Mayra Cortes, the founder of Amahu, a handcrafted, natural apothecary that offers cold press soaps*, lotions, and serums, started making soap for fun, giving away her home remedies to friends and family. She soon realized she could turn her passion for natural skin care alternatives into a successful venture.
Mayra Cortes, founder of Amahu Handcrafted Soap and Natural Skincare
One Step at a Time
A record number of people started micro businesses after the onset of the pandemic. Starting a business can be an exciting and daunting task at the same time, especially if you are not familiar with the process. Like many creative entrepreneurs, Mayra encountered various challenges as she was getting started, including navigating the business registration process, launching a website, finding reliable and high-quality suppliers, and keeping inventory up to date. Mayra's determination helped her to overcome these hurdles. As a solo entrepreneur, Mayra manages all aspects of the business and is solely responsible for ensuring the business runs smoothly, which can be stressful at times. "I take it one step at a time," she says. "I've learned that there's nothing that cannot be figured out."
Post at Your Own Pace
From one day to the next, Mayra is coming up with new ideas, posting on social media, preparing for a market, or handling her website sales. It's a lot for one person. "There's this constant pressure to create social media content; sometimes I just don't have the time." With all she has to handle, she realized it was up to her when and what to post. "You know what? It is my page, and I do with my page as I please. So if I don't upload something every day, who cares? It's not the end of the world." She now creates videos or posts when she has something to show people about her work or how she does specific things.

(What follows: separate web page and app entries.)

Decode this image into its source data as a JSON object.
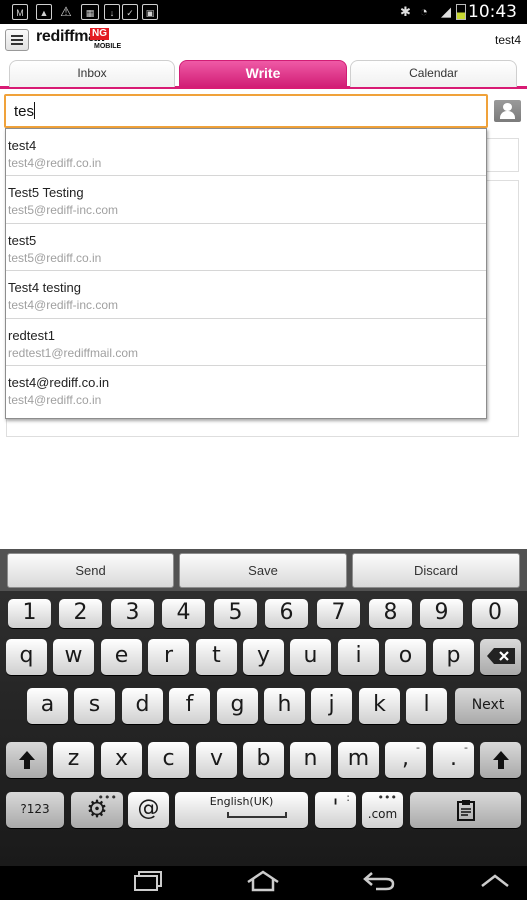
{
  "status_bar": {
    "time": "10:43",
    "icons_left": [
      "gmail-icon",
      "image-icon",
      "warning-icon",
      "keyboard-icon",
      "download-icon",
      "store-icon"
    ],
    "icons_right": [
      "bluetooth-icon",
      "wifi-icon",
      "signal-icon",
      "battery-icon"
    ]
  },
  "app": {
    "logo_text": "rediffmail",
    "logo_badge": "NG",
    "logo_sub": "MOBILE",
    "user": "test4",
    "brand_color": "#d81b74"
  },
  "tabs": [
    {
      "label": "Inbox",
      "active": false
    },
    {
      "label": "Write",
      "active": true
    },
    {
      "label": "Calendar",
      "active": false
    }
  ],
  "compose": {
    "to_value": "tes"
  },
  "suggestions": [
    {
      "name": "test4",
      "email": "test4@rediff.co.in"
    },
    {
      "name": "Test5 Testing",
      "email": "test5@rediff-inc.com"
    },
    {
      "name": "test5",
      "email": "test5@rediff.co.in"
    },
    {
      "name": "Test4 testing",
      "email": "test4@rediff-inc.com"
    },
    {
      "name": "redtest1",
      "email": "redtest1@rediffmail.com"
    },
    {
      "name": "test4@rediff.co.in",
      "email": "test4@rediff.co.in"
    }
  ],
  "actions": {
    "send": "Send",
    "save": "Save",
    "discard": "Discard"
  },
  "keyboard": {
    "row1": [
      "1",
      "2",
      "3",
      "4",
      "5",
      "6",
      "7",
      "8",
      "9",
      "0"
    ],
    "row2": [
      "q",
      "w",
      "e",
      "r",
      "t",
      "y",
      "u",
      "i",
      "o",
      "p"
    ],
    "row3": [
      "a",
      "s",
      "d",
      "f",
      "g",
      "h",
      "j",
      "k",
      "l"
    ],
    "row3_next": "Next",
    "row4": [
      "z",
      "x",
      "c",
      "v",
      "b",
      "n",
      "m"
    ],
    "comma_key": ",",
    "comma_sup": "-",
    "period_key": ".",
    "period_sup": "-",
    "sym_key": "?123",
    "at_key": "@",
    "space_label": "English(UK)",
    "apostrophe_key": "'",
    "apostrophe_sup": ":",
    "dotcom_key": ".com",
    "dotcom_sup": "•••"
  },
  "nav": {
    "icons": [
      "recent-apps-icon",
      "home-icon",
      "back-icon",
      "hide-keyboard-icon"
    ]
  }
}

She enjoys educating people about the soap-making process, and without the false pressure of external expectations, she thinks her posts offer more value now.
Mayra also feels the relentless pressure to be constantly on top of the current promotional season. "The holidays were super crazy busy for me. I was just recovering from that, and the stores already had Valentine's stuff out, like on January 1st!" As with her social media approach, she takes it all in stride, one step at a time. "I didn't do anything specific for Valentine's Day this year, and that was okay. You know, nothing bad happened."
You'll Never Know if You Don't Try
Trying new things can be intimidating, but it's essential to learning and growth. When Mayra decided to make candles for her store, she had to start with a lot of "trial and error." Initially, she hesitated because she didn't know the process. Eventually, she realized that her mistakes and failures gave her the information she needed to ask the right questions. She wouldn't have known what questions to ask if she hadn't tried making candles in the first place. She has learned that the worst that can happen is not as bad as she once thought, and she has gained the confidence to take risks and try new things.
It is a crucial part of succeeding in business: Don't be afraid to fail. As Wayne Gretzky, a wise NHL player and coach, once said, "you'll miss 100% of the shots you don't take."
Reaping the Rewards
The rewards of being her own boss far outweigh the struggle. Mayra enjoys the freedom to make decisions and be in charge of her business strategy. She loves that she can attend markets and ship orders at her convenience and has complete control over her work schedule. Her favorite perk? She can take time off whenever she wants, whether for a quick weekend getaway or a month-long vacation.
Mayra's business is a vital part of her local community. Every first and third Thursday after 4:00pm, you can find her at Mae's Market and Boutique as part of the Market Nights in the historic Old Town Murrieta. This market is a popular spot for locals and tourists alike, and it provides an excellent opportunity for Mayra to connect with customers and showcase her products.
Mayra feels strongly connected to her town. She loves to frequent Public House, a gastropub in downtown Murrieta, feeding hungry people hungry and providing a gathering space for the community. She says this is her go-to spot to catch up with friends and enjoy a delicious meal.
In conclusion, running a business takes work, but the rewards are worth the effort. Mayra has found the freedom and flexibility of running her own business and has become an essential part of her local community. She has learned to overcome challenges and take risks. Look for Amahu products in our Gift Shop and as a beautiful addition to one of our curated gift boxes.
*What is The Cold Process?
The cold process of soap making is a method of making soap without external heat. Instead, the process relies on the natural heat generated by the chemical reaction between the oils or fats and the lye solution. The process starts by mixing lye and water to create a lye solution. Then, oils or fats are melted and mixed together. The lye solution is slowly added to the oils or fats while stirring until it reaches a trace, which is the point where the mixture thickens and becomes creamy. This can take 30 minutes to an hour, depending on the recipe and the oils or fats used.
Once the mixture has reached a trace, it is poured into molds and left to cure for four to six weeks. During this time, the soap hardens, and the remaining lye solution reacts with the oils or fats to create soap. After the curing period, the soap can be cut into bars and used. The cold process of soap-making allows for greater control over the ingredients and produces a soap that is gentle on the skin, as it retains the natural glycerin created during the process. However, it requires more time and planning than other soap-making methods.